We have previously shown that short-term hypothalamic IGF1 gene therapy restores tuberoinfundibular
dopaminergic neuron function in aging female rats.
Objective: Our aim was to implement long-term IGF-I gene therapy in pituitary prolactinomas in senile
Methods: Here, we assessed the long-term effect of IGF1 gene therapy in the hypothalamus of young
(4 mo.) and aging (24 mo.) female rats carrying spontaneous pituitary prolactinomas. We constructed
and injected a Helper-Dependent (HD) adenovector expressing the gene for rat IGF1 or the reporter
red fluorescent protein DsRed. Ninety-one days post vector injection, all rats were sacrificed and their
brains and pituitaries fixed. Serum prolactin (PRL), Estrogen (E2) and progesterone (P4), as well as
hypothalamic IGF1 content, were measured by RIA. Anterior pituitaries were immunostained with an
anti-rat PRL antibody and submitted to morphometric analysis.
Results: DsRed expression in the Mediobasal Hypothalamus (MBH) was strong after the treatment in
the DsRed group while IGF1 content in the MBH was higher in the IGF1 group. The IGF1 treatment
affected neither pituitary weight nor PRL, E2 or P4 serum levels in the young rats. In the old rats,
IGF1 gene therapy reduced gland weight as compared with intact counterparts and tended to reduce
PRL levels as compared with intact counterparts. The treatment significantly rescued the phenotype of
the lactotropic cell population in the senile adenomas.
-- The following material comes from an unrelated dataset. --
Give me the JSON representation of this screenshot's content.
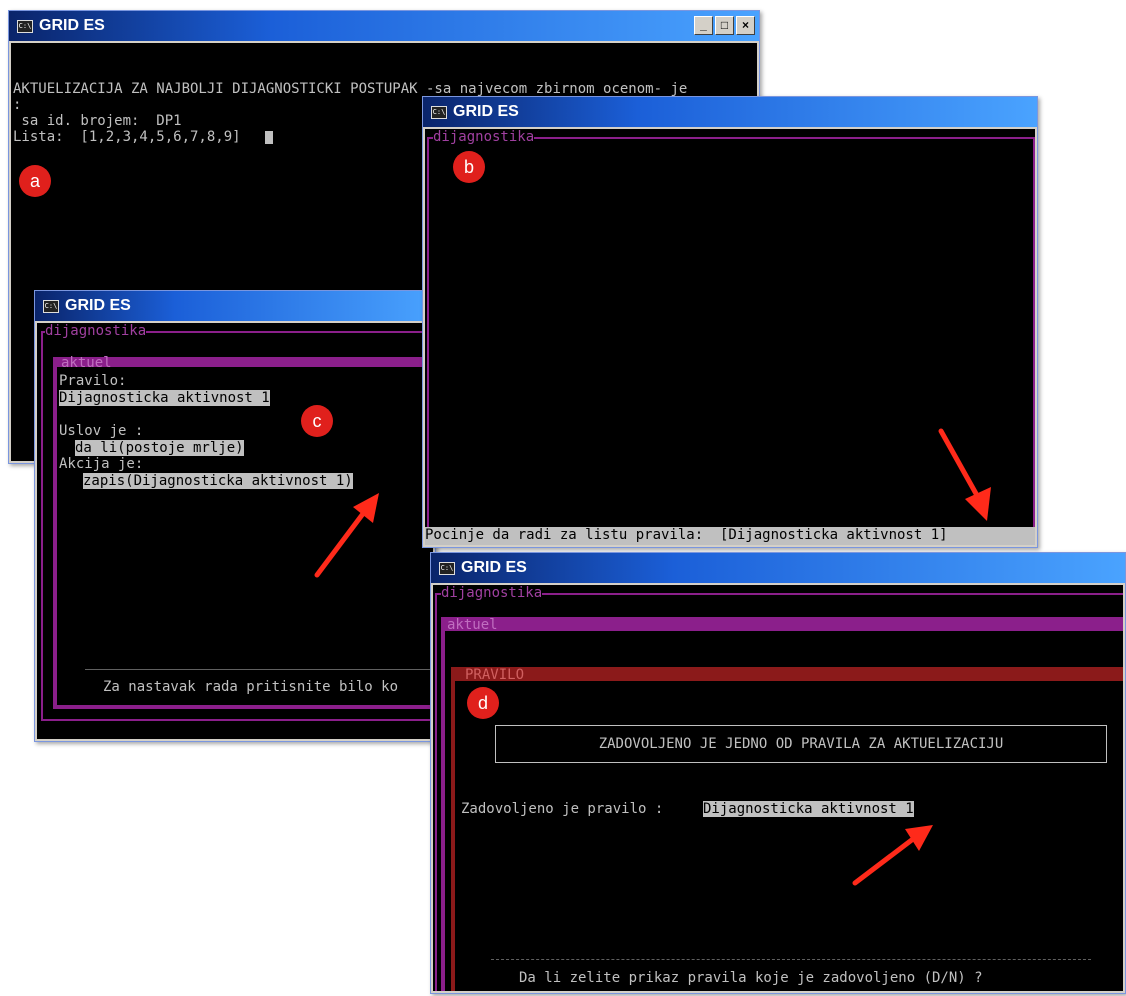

Conclusion: We conclude that long-term hypothalamic IGF1 gene therapy is effective to rescue spontaneous
prolactinomas in aging female rats.